• **What you should do**
What is needed is the full set of records, word for word, with no pictures.

(Dataset rows describing interfaces)
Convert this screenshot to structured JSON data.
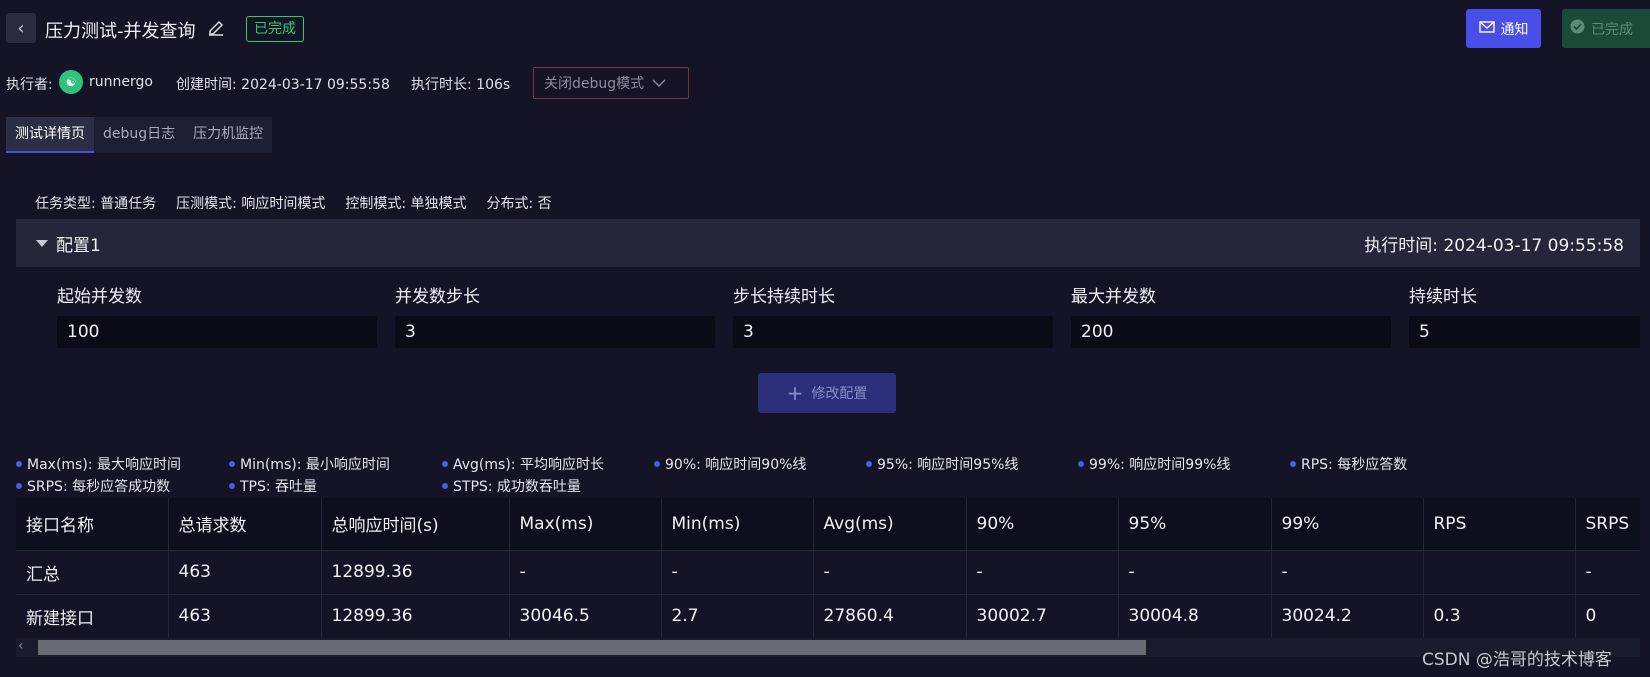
{
  "header": {
    "title": "压力测试-并发查询",
    "status": "已完成",
    "notify_label": "通知",
    "done_label": "已完成"
  },
  "meta": {
    "executor_label": "执行者:",
    "executor_name": "runnergo",
    "created": "创建时间: 2024-03-17 09:55:58",
    "duration": "执行时长: 106s",
    "debug_select": "关闭debug模式"
  },
  "tabs": [
    "测试详情页",
    "debug日志",
    "压力机监控"
  ],
  "info": [
    "任务类型: 普通任务",
    "压测模式: 响应时间模式",
    "控制模式: 单独模式",
    "分布式: 否"
  ],
  "config": {
    "title": "配置1",
    "exec_time": "执行时间: 2024-03-17 09:55:58",
    "fields": [
      {
        "label": "起始并发数",
        "value": "100"
      },
      {
        "label": "并发数步长",
        "value": "3"
      },
      {
        "label": "步长持续时长",
        "value": "3"
      },
      {
        "label": "最大并发数",
        "value": "200"
      },
      {
        "label": "持续时长",
        "value": "5"
      }
    ],
    "modify_label": "修改配置"
  },
  "legend": [
    "Max(ms): 最大响应时间",
    "Min(ms): 最小响应时间",
    "Avg(ms): 平均响应时长",
    "90%: 响应时间90%线",
    "95%: 响应时间95%线",
    "99%: 响应时间99%线",
    "RPS: 每秒应答数",
    "SRPS: 每秒应答成功数",
    "TPS: 吞吐量",
    "STPS: 成功数吞吐量"
  ],
  "table": {
    "headers": [
      "接口名称",
      "总请求数",
      "总响应时间(s)",
      "Max(ms)",
      "Min(ms)",
      "Avg(ms)",
      "90%",
      "95%",
      "99%",
      "RPS",
      "SRPS"
    ],
    "rows": [
      [
        "汇总",
        "463",
        "12899.36",
        "-",
        "-",
        "-",
        "-",
        "-",
        "-",
        "",
        "-"
      ],
      [
        "新建接口",
        "463",
        "12899.36",
        "30046.5",
        "2.7",
        "27860.4",
        "30002.7",
        "30004.8",
        "30024.2",
        "0.3",
        "0"
      ]
    ]
  },
  "watermark": "CSDN @浩哥的技术博客",
  "colors": {
    "accent": "#4a4ee8",
    "success": "#2ecc71",
    "background": "#141426"
  }
}
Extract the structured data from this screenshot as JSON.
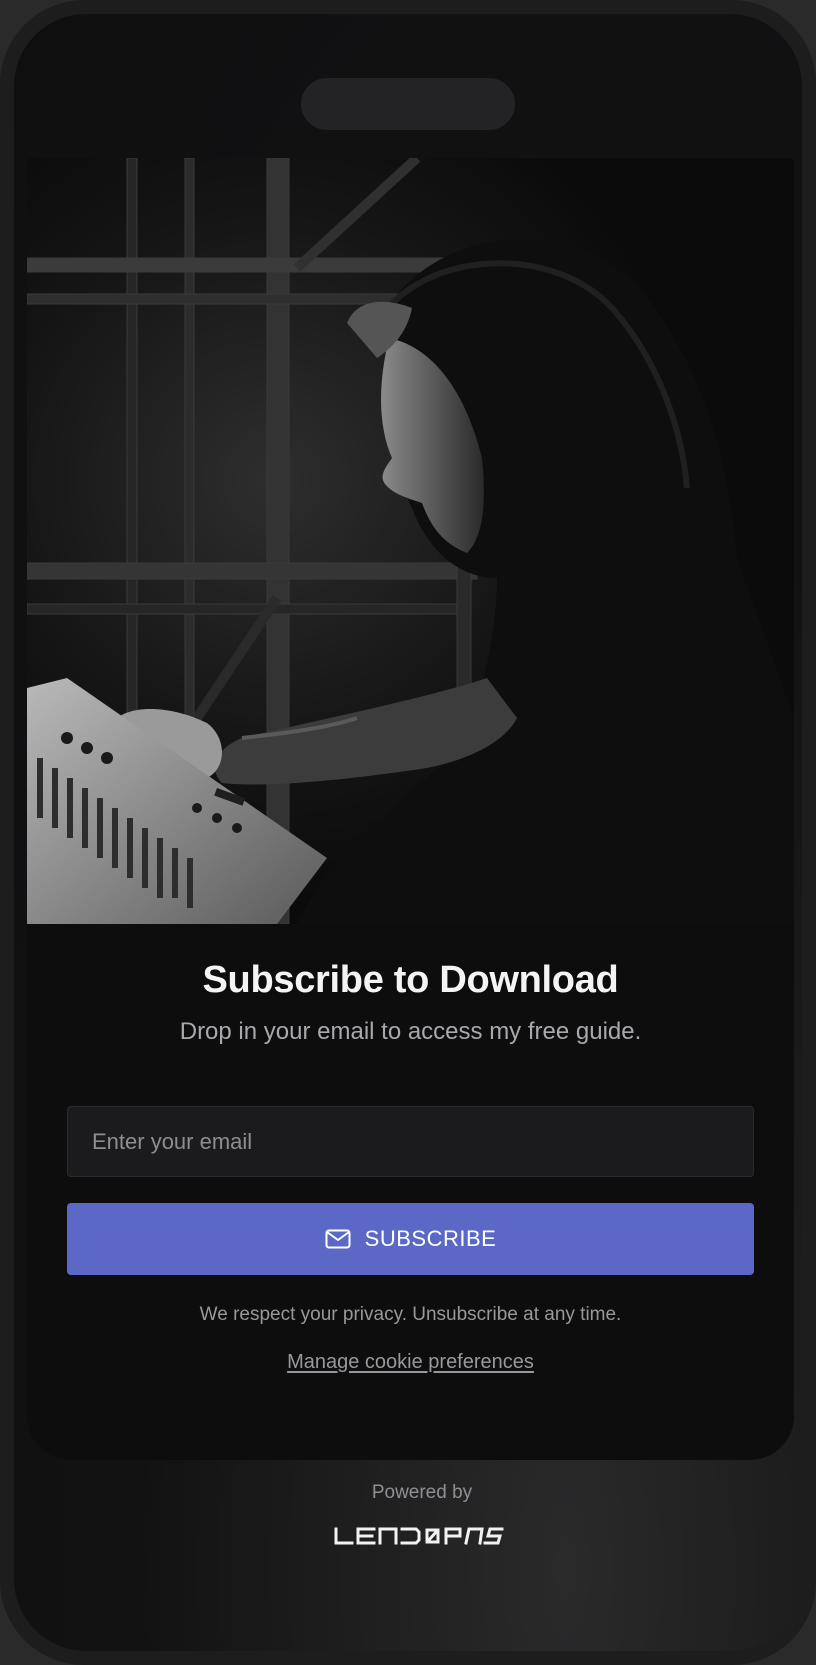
{
  "form": {
    "title": "Subscribe to Download",
    "subtitle": "Drop in your email to access my free guide.",
    "email_placeholder": "Enter your email",
    "email_value": "",
    "subscribe_label": "SUBSCRIBE",
    "subscribe_icon": "mail-icon",
    "privacy_text": "We respect your privacy. Unsubscribe at any time.",
    "cookie_link": "Manage cookie preferences"
  },
  "footer": {
    "powered_by": "Powered by",
    "brand": "LEAD PASS"
  },
  "hero": {
    "image_description": "monochrome photo of a hooded man adjusting a mixing console"
  },
  "colors": {
    "accent": "#5c68c6",
    "card_bg": "#0d0d0e",
    "frame": "#1d1d1e"
  }
}
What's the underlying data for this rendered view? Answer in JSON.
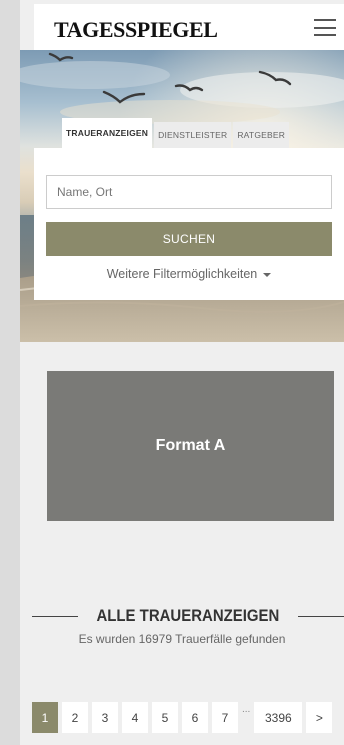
{
  "header": {
    "logo": "TAGESSPIEGEL",
    "menu_icon": "hamburger-menu-icon"
  },
  "tabs": [
    {
      "label": "TRAUERANZEIGEN",
      "active": true
    },
    {
      "label": "DIENSTLEISTER",
      "active": false
    },
    {
      "label": "RATGEBER",
      "active": false
    }
  ],
  "search": {
    "placeholder": "Name, Ort",
    "value": "",
    "button_label": "SUCHEN",
    "more_filters_label": "Weitere Filtermöglichkeiten",
    "more_filters_icon": "caret-down-icon"
  },
  "ad": {
    "label": "Format A"
  },
  "section": {
    "title": "ALLE TRAUERANZEIGEN",
    "result_count": "Es wurden 16979 Trauerfälle gefunden"
  },
  "pagination": {
    "pages": [
      "1",
      "2",
      "3",
      "4",
      "5",
      "6",
      "7"
    ],
    "current": "1",
    "ellipsis": "...",
    "last_page": "3396",
    "next_label": ">"
  },
  "colors": {
    "accent": "#8b8a6b",
    "ad_background": "#7a7a77",
    "page_background": "#efefef"
  }
}
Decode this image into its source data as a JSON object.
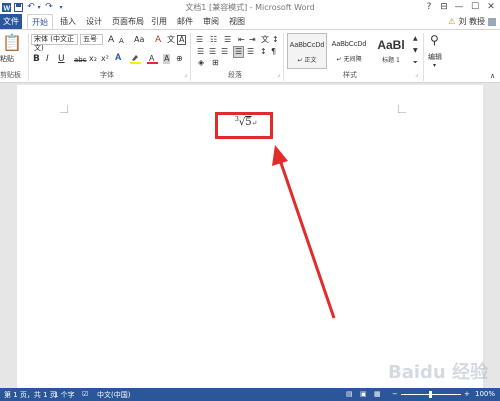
{
  "titlebar": {
    "title": "文档1 [兼容模式] - Microsoft Word",
    "help": "?",
    "ribbon_display": "⊟",
    "minimize": "—",
    "restore": "☐",
    "close": "✕"
  },
  "tabs": {
    "file": "文件",
    "items": [
      "开始",
      "插入",
      "设计",
      "页面布局",
      "引用",
      "邮件",
      "审阅",
      "视图"
    ],
    "user": "刘 教授"
  },
  "ribbon": {
    "clipboard": {
      "paste": "粘贴",
      "label": "剪贴板"
    },
    "font": {
      "name": "宋体 (中文正文)",
      "size": "五号",
      "grow": "A",
      "shrink": "A",
      "case": "Aa",
      "clear": "A",
      "wen": "文",
      "bold": "B",
      "italic": "I",
      "underline": "U",
      "strike": "abc",
      "subscript": "x₂",
      "superscript": "x²",
      "char_border": "A",
      "label": "字体"
    },
    "paragraph": {
      "label": "段落"
    },
    "styles": {
      "items": [
        {
          "sample": "AaBbCcDd",
          "name": "↵ 正文"
        },
        {
          "sample": "AaBbCcDd",
          "name": "↵ 无间隔"
        },
        {
          "sample": "AaBl",
          "name": "标题 1"
        }
      ],
      "label": "样式"
    },
    "editing": {
      "label": "编辑"
    }
  },
  "document": {
    "radical_index": "3",
    "radical_sign": "√",
    "radicand": "5",
    "paragraph_mark": "↵"
  },
  "statusbar": {
    "page": "第 1 页，共 1 页",
    "words": "1 个字",
    "language": "中文(中国)",
    "zoom": "100%",
    "zoom_minus": "−",
    "zoom_plus": "+"
  },
  "watermark": "Baidu 经验",
  "colors": {
    "accent": "#2b579a",
    "highlight_box": "#e32b2b",
    "arrow": "#e32b2b"
  }
}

• **Reply to the exercise**
Convert this screenshot to structured JSON data.
{
  "header": {
    "title": "压力测试-并发查询",
    "status": "已完成",
    "notify_label": "通知",
    "done_label": "已完成"
  },
  "meta": {
    "executor_label": "执行者:",
    "executor_name": "runnergo",
    "created": "创建时间: 2024-03-17 09:55:58",
    "duration": "执行时长: 106s",
    "debug_select": "关闭debug模式"
  },
  "tabs": [
    "测试详情页",
    "debug日志",
    "压力机监控"
  ],
  "info": [
    "任务类型: 普通任务",
    "压测模式: 响应时间模式",
    "控制模式: 单独模式",
    "分布式: 否"
  ],
  "config": {
    "title": "配置1",
    "exec_time": "执行时间: 2024-03-17 09:55:58",
    "fields": [
      {
        "label": "起始并发数",
        "value": "100"
      },
      {
        "label": "并发数步长",
        "value": "3"
      },
      {
        "label": "步长持续时长",
        "value": "3"
      },
      {
        "label": "最大并发数",
        "value": "200"
      },
      {
        "label": "持续时长",
        "value": "5"
      }
    ],
    "modify_label": "修改配置"
  },
  "legend": [
    "Max(ms): 最大响应时间",
    "Min(ms): 最小响应时间",
    "Avg(ms): 平均响应时长",
    "90%: 响应时间90%线",
    "95%: 响应时间95%线",
    "99%: 响应时间99%线",
    "RPS: 每秒应答数",
    "SRPS: 每秒应答成功数",
    "TPS: 吞吐量",
    "STPS: 成功数吞吐量"
  ],
  "table": {
    "headers": [
      "接口名称",
      "总请求数",
      "总响应时间(s)",
      "Max(ms)",
      "Min(ms)",
      "Avg(ms)",
      "90%",
      "95%",
      "99%",
      "RPS",
      "SRPS"
    ],
    "rows": [
      [
        "汇总",
        "463",
        "12899.36",
        "-",
        "-",
        "-",
        "-",
        "-",
        "-",
        "",
        "-"
      ],
      [
        "新建接口",
        "463",
        "12899.36",
        "30046.5",
        "2.7",
        "27860.4",
        "30002.7",
        "30004.8",
        "30024.2",
        "0.3",
        "0"
      ]
    ]
  },
  "watermark": "CSDN @浩哥的技术博客",
  "colors": {
    "accent": "#4a4ee8",
    "success": "#2ecc71",
    "background": "#141426"
  }
}
Extract the structured data from this screenshot as JSON.
{
  "form": {
    "title": "Subscribe to Download",
    "subtitle": "Drop in your email to access my free guide.",
    "email_placeholder": "Enter your email",
    "email_value": "",
    "subscribe_label": "SUBSCRIBE",
    "subscribe_icon": "mail-icon",
    "privacy_text": "We respect your privacy. Unsubscribe at any time.",
    "cookie_link": "Manage cookie preferences"
  },
  "footer": {
    "powered_by": "Powered by",
    "brand": "LEAD PASS"
  },
  "hero": {
    "image_description": "monochrome photo of a hooded man adjusting a mixing console"
  },
  "colors": {
    "accent": "#5c68c6",
    "card_bg": "#0d0d0e",
    "frame": "#1d1d1e"
  }
}
What's the underlying data for this rendered view? Answer in JSON.
{
  "header": {
    "logo": "TAGESSPIEGEL",
    "menu_icon": "hamburger-menu-icon"
  },
  "tabs": [
    {
      "label": "TRAUERANZEIGEN",
      "active": true
    },
    {
      "label": "DIENSTLEISTER",
      "active": false
    },
    {
      "label": "RATGEBER",
      "active": false
    }
  ],
  "search": {
    "placeholder": "Name, Ort",
    "value": "",
    "button_label": "SUCHEN",
    "more_filters_label": "Weitere Filtermöglichkeiten",
    "more_filters_icon": "caret-down-icon"
  },
  "ad": {
    "label": "Format A"
  },
  "section": {
    "title": "ALLE TRAUERANZEIGEN",
    "result_count": "Es wurden 16979 Trauerfälle gefunden"
  },
  "pagination": {
    "pages": [
      "1",
      "2",
      "3",
      "4",
      "5",
      "6",
      "7"
    ],
    "current": "1",
    "ellipsis": "...",
    "last_page": "3396",
    "next_label": ">"
  },
  "colors": {
    "accent": "#8b8a6b",
    "ad_background": "#7a7a77",
    "page_background": "#efefef"
  }
}
Decode this image into its source data as a JSON object.
{
  "titlebar": {
    "title": "文档1 [兼容模式] - Microsoft Word",
    "help": "?",
    "ribbon_display": "⊟",
    "minimize": "—",
    "restore": "☐",
    "close": "✕"
  },
  "tabs": {
    "file": "文件",
    "items": [
      "开始",
      "插入",
      "设计",
      "页面布局",
      "引用",
      "邮件",
      "审阅",
      "视图"
    ],
    "user": "刘 教授"
  },
  "ribbon": {
    "clipboard": {
      "paste": "粘贴",
      "label": "剪贴板"
    },
    "font": {
      "name": "宋体 (中文正文)",
      "size": "五号",
      "grow": "A",
      "shrink": "A",
      "case": "Aa",
      "clear": "A",
      "wen": "文",
      "bold": "B",
      "italic": "I",
      "underline": "U",
      "strike": "abc",
      "subscript": "x₂",
      "superscript": "x²",
      "char_border": "A",
      "label": "字体"
    },
    "paragraph": {
      "label": "段落"
    },
    "styles": {
      "items": [
        {
          "sample": "AaBbCcDd",
          "name": "↵ 正文"
        },
        {
          "sample": "AaBbCcDd",
          "name": "↵ 无间隔"
        },
        {
          "sample": "AaBl",
          "name": "标题 1"
        }
      ],
      "label": "样式"
    },
    "editing": {
      "label": "编辑"
    }
  },
  "document": {
    "radical_index": "3",
    "radical_sign": "√",
    "radicand": "5",
    "paragraph_mark": "↵"
  },
  "statusbar": {
    "page": "第 1 页，共 1 页",
    "words": "1 个字",
    "language": "中文(中国)",
    "zoom": "100%",
    "zoom_minus": "−",
    "zoom_plus": "+"
  },
  "watermark": "Baidu 经验",
  "colors": {
    "accent": "#2b579a",
    "highlight_box": "#e32b2b",
    "arrow": "#e32b2b"
  }
}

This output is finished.